Distinguished Faculty For Genocide and Human Rights Univ. Program

INTERNATIONAL INSTITUTE FOR GENOCIDE AND HUMAN RIGHTS STUDIES
255 Duncan Mill Rd., Suite 310
Toronto, ON, Canada M3B 3H9
Tel: (416) 250-9807 Fax: (416) 512-1736
E-mail: [email protected]

PRESS RELEASE

CONTACT: GEORGE SHIRINIAN
DATE: March 24, 2004

DISTINGUISHED FACULTY ANNOUNCED FOR GENOCIDE AND HUMAN RIGHTS UNIVERSITY
PROGRAM

Toronto, Canada – As Mr. Kofi Annan, the Secretary-General of the United
Nations, recently noted:
For nearly half a century — almost as long as the United Nations has been
in existence — the General Assembly has recognized the need to establish…a
court to prosecute and punish persons responsible for crimes such as
genocide. Many thought…that the horrors of the Second World War — the
camps, the cruelty, the exterminations, the Holocaust — could never happen
again. And yet they have. In Cambodia, in Bosnia and Herzegovina, in
Rwanda. Our time — this decade even — has shown us that man’s capacity
for evil knows no limits. Genocide…is now a word of our time, too, a
heinous reality that calls for a historic response.

As there is a continuing need for understanding the phenomenon of genocide
and a response to it, the International Institute for Genocide and Human
Rights Studies (A Division of Zoryan Institute) and the University of
Minnesota-Twin Cities are offering the Summer 2004 Genocide and Human
Rights University Program (GHRUP) and are pleased to announce the
distinguished faculty who will be participating this year.

In addition to Roger Smith and Stephen Feinstein, Co-Directors of the
course, some of the instructors this year include Taner Akçam, Visiting
Associate Professor, Dept. of History, University of Minnesota; Joyce
Apsel, Master Teacher in the General Studies Program at New York
University; Stephan Astourian, Professor, Department of History, University
of California-Berkeley; Major Brent Beardsley, Research Officer at the
Canadian Forces Leadership Institute and former Personal Staff Officer to
Major-General Roméo Dallaire, UN Assistance Mission for Rwanda; Frank
Chalk, Professor, Department of History, Concordia University and
Co-Director of the Montreal Institute for Genocide and Human Rights
Studies; Vahakn Dadrian, Director of Genocide Research, Zoryan Institute;
Richard Hovannisian, Armenian Educational Foundation Endowed Chair of
Modern Armenian History, University of California-Los Angeles; Jacques
Kornberg, Professor Emeritus, Department of History, University of Toronto;
Eric Markusen, Senior Research Fellow, Department for Holocaust and
Genocide Studies, Danish Institute for International Studies; Gregory
Stanton, Professor of Human Rights, Mary Washington College, President of
Genocide Watch and Director of the Cambodian Genocide Project; and Eric
Weitz, Arsham and Charlotte Ohanessian Chair in the College of Liberal Arts
and Director of the Center for German and European Studies, University of
Minnesota.

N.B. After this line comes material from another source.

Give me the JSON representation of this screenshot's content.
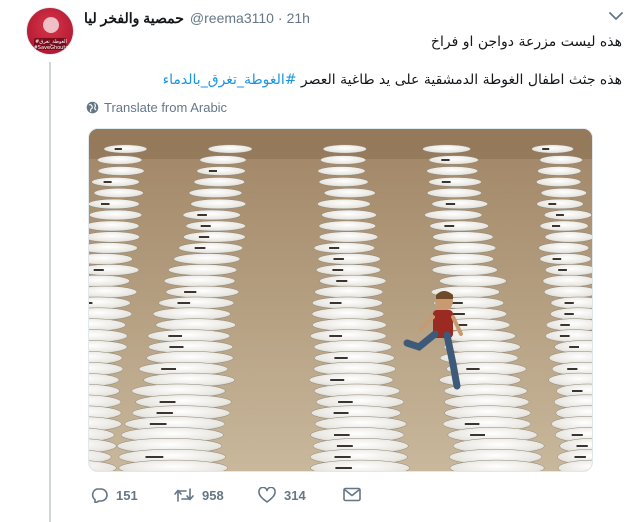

With a few variations, the faculty at both programs, in
Minneapolis, July 5-16, 2004, and in Toronto, August 3-13, 2004, will be
the same.

“This course has always been a unique opportunity for students to
experience a broad comparative perspective on genocide. We are very proud
that among the faculty we have not only some of the foremost scholars in
their respective fields, but also individuals who are active in
international efforts to both document and prevent genocide around the
world,” stated Dr. Roger Smith.

The purpose of the program is to provide students with a framework for
understanding genocide and its effects. It explores the universality of the
issues related to genocide and takes a comparative approach for
understanding the Armenian Genocide, the Holocaust, the Cambodian Genocide,
the Rwandan Genocide, and more recent events with genocidal overtones. In
addition, many special themes are explored, such as the mass violation of
human rights; women, children and genocide; how to teach about genocide;
issues of memorialization and representation; and possibilities of dialogue
and reconciliation between perpetrator and victim groups.

Students wishing to participate in this unique program must have their
applications in by May 15, 2004 for the Minnesota program and by May 31,
2004 for the Toronto program. In order to maintain the seminar format in
this high demand course, the number of students is limited, so early
application is recommended. Limited scholarship assistance will be available.

For more information or to apply, contact the International Institute for
Genocide and Human Rights at (416) 250-9807, , or by
email at [email protected], or contact Stephen Feinstein, Director,
Center for Holocaust and Genocide Studies, University of Minnesota, at
(612) 626-2235, [email protected]

www.genocidestudies.org
www.genocidestudies.org